Margarita Filosofica…Accresciuta di molte belle dottrine da Oratio Fineo matematico regio. Di nouo tradotta in italiano da Gio. Paolo Gallucci…
Venice, Barezzo Barezzi, 1599.
FIRST EDITION thus. 4to. pp. [xxiv], 1138, [ii] Last blank. Italic letter, some Roman. Fine engraved title page with architectural border incorporating figures representing arithmetic, music, geometry, astronomy etc., foliated woodcut initials, large grotesque woodcut headpieces, folding table, innumerable woodcut illustrations in text, many full page, including one woodcut volvelle globe held in on verso with small woodcut printer’s device, “Dr. Andrea Raineri” ms. in slightly later hand on fly. Light age yellowing a few leaves browned, tiny worm hole in title and first two ll. another in blank margin of last three, small tear at inner margin of fldg. plate, occasional light marginal soiling. A very good copy, crisp and clean with good margins in contemporary limp vellum, spine cracked and worn, book block loose, lacking ties.

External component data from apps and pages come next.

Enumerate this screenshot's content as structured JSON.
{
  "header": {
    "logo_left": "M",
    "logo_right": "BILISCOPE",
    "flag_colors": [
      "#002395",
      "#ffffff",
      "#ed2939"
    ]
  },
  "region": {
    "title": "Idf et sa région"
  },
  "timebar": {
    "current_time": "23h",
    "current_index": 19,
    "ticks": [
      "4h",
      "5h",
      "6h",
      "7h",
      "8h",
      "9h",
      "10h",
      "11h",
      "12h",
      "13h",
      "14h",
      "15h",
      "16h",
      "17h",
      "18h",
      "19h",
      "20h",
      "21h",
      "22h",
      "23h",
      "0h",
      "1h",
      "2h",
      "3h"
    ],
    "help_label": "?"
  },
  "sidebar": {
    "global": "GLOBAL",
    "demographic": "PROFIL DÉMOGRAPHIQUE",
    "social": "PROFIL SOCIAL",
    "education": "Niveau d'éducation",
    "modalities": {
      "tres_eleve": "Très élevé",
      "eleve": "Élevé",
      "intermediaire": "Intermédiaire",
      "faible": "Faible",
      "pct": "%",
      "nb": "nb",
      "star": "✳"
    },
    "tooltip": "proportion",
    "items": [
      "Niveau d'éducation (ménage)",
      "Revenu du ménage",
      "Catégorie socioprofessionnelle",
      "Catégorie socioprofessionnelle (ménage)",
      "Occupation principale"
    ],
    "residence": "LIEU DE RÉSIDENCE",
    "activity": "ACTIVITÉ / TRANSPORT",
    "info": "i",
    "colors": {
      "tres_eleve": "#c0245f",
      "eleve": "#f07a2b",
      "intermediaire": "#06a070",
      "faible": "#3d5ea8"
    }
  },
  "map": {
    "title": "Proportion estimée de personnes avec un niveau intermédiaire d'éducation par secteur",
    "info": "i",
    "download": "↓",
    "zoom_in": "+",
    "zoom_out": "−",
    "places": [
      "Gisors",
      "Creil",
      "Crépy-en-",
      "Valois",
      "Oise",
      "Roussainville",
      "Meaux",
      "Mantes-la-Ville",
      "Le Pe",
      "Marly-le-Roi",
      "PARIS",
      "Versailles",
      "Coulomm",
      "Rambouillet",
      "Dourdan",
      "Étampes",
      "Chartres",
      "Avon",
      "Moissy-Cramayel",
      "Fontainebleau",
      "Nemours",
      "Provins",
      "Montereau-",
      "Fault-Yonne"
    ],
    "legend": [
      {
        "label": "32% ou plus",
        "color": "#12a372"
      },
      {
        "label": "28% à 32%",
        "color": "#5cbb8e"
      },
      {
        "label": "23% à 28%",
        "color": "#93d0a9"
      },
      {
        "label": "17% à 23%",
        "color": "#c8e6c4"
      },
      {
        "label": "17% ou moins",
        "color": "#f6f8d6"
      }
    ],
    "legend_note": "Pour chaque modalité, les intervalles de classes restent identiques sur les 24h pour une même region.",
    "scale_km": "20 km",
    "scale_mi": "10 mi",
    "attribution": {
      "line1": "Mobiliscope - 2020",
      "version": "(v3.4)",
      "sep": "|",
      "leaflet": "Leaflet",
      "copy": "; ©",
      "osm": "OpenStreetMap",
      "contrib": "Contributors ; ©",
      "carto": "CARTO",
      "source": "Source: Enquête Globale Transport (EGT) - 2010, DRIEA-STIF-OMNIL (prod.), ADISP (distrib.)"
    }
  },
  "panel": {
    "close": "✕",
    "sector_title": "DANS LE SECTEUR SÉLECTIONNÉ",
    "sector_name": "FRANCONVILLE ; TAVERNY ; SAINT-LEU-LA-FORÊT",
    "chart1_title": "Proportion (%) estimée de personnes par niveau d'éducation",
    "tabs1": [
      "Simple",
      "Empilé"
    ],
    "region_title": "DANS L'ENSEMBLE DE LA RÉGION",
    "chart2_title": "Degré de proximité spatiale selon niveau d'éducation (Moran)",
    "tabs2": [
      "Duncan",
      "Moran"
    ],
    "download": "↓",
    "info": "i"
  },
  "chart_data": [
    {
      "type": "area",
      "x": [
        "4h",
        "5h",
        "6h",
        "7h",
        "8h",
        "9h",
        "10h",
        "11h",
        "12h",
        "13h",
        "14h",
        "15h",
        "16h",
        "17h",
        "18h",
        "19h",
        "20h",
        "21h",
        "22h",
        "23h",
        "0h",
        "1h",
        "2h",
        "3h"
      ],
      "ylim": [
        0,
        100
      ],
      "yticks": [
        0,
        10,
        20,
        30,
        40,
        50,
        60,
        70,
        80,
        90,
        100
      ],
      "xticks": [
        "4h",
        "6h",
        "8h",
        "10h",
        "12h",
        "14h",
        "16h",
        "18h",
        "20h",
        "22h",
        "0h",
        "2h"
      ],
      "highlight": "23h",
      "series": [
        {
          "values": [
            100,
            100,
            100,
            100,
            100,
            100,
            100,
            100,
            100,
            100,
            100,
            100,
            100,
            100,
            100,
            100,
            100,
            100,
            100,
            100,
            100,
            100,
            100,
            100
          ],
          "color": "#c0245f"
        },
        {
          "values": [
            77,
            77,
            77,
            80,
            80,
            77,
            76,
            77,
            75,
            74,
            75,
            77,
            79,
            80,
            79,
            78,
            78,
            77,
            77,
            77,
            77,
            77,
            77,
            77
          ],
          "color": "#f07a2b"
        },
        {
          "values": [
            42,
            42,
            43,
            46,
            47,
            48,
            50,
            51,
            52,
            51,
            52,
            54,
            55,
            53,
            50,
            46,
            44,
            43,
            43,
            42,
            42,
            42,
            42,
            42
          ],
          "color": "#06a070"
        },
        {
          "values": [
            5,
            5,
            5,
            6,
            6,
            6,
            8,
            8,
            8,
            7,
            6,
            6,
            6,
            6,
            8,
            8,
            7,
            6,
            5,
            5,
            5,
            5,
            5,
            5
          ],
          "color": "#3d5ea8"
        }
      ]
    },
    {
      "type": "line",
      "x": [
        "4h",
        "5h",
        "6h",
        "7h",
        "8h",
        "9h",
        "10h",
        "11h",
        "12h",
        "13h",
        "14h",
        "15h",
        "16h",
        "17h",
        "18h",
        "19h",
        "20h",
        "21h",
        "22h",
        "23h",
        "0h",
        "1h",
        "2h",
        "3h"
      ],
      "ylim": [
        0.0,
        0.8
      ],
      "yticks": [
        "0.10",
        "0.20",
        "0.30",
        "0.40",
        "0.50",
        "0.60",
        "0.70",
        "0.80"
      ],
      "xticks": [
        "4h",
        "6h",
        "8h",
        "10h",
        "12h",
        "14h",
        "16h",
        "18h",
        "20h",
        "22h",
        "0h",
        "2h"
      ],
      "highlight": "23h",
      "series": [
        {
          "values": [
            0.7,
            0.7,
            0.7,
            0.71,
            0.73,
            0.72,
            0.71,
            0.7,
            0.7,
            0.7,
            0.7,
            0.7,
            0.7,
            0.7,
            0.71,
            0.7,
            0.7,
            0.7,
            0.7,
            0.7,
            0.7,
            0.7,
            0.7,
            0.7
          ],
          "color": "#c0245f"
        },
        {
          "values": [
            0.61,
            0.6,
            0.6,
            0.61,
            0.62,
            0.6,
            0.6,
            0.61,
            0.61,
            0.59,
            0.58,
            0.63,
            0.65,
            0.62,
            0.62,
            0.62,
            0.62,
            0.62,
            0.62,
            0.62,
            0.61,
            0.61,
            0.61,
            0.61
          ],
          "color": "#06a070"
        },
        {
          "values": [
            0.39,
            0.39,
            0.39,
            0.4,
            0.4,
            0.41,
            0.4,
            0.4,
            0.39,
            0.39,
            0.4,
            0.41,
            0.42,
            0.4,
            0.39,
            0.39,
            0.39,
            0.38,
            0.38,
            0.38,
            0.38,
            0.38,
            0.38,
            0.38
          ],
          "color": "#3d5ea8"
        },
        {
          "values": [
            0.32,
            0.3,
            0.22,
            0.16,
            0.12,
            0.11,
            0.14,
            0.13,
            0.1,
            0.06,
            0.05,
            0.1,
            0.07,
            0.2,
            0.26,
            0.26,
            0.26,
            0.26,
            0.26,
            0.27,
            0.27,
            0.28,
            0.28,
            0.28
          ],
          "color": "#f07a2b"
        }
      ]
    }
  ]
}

First edition of Gallucci’s translation of Gregorius Reich’s celebrated and beautifully illustrated encyclopedia with additional material in this edition by Gallucci and including the revisions by the mathematician Oronce Fine from 1535, and some of the additions of the 1512 Strasbourg edition, such as Martin Waldseemüller’s treatises on architecture and perspective, and Masha’allah’s composition of the astrolabe. The Margarita philosophica (the Philosophic pearl) is a beautifully illustrated encyclopedia which was widely used as a university textbook in the early sixteenth century, particularly in Germany; it takes the form of a dialogue between master and pupil – the pupil asks elementary questions and the master answers them in depth. It gives us an intriguing insight into the university curriculum and state of learning and scientific knowledge at the start of the C16th and here in a much revised form in the late C16th. Its author, Gregor Reisch (c.1467-1525), a Carthusian monk and a friend of many of the most celebrated Humanists of his era including, Erasmus, Beatus and Rheananus, was prior of the Charterhouse of St John the Baptist near Freiburg-im-Breisgau from 1503 to 1525 and was confessor and counsellor to the Emperor Maximilian I. He was educated at the University of Freiburg where he received the degree of magister in 1489 and also taught there. The Margarita was conceived as a textbook for his students at Freiburg, among whom were many influential figures of the German Renaissance, notably the theologian Johann Eck. Reisch’s text is divided into twelve chapters. The traditional subjects of the trivium (grammar, logic, rhetoric) and quadrivium (arithmetic, music, geometry, astronomy) each have a chapter devoted to them. Four of the five remaining chapters are concerned with natural philosophy and cover such things as the elements, meteorology, alchemy, the plant and animal kingdoms, optics and memory as well as heaven, hell and purgatory. The final chapter concerns moral philosophy. The additions in this edition are added at the end, a further 300 odd pages, each supplementing a chapter of the main work. The usefulness of the book as an educational tool is much enhanced by a detailed index and the liberal use of marvelous woodcut illustrations. There are two issues of this edition, with apparently no priority, one with Barezzi’s imprint, and another with Somascho’s which is more common institutionally. A very good copy of this wonderful and beautifully illustrated educational encyclopedia.
BM STC C16 It. p. 552. (Somascho imprint) Not in Adams. Brunet IV 1201. Cicognara 3321. Sabin 69132 (Somascho imprint).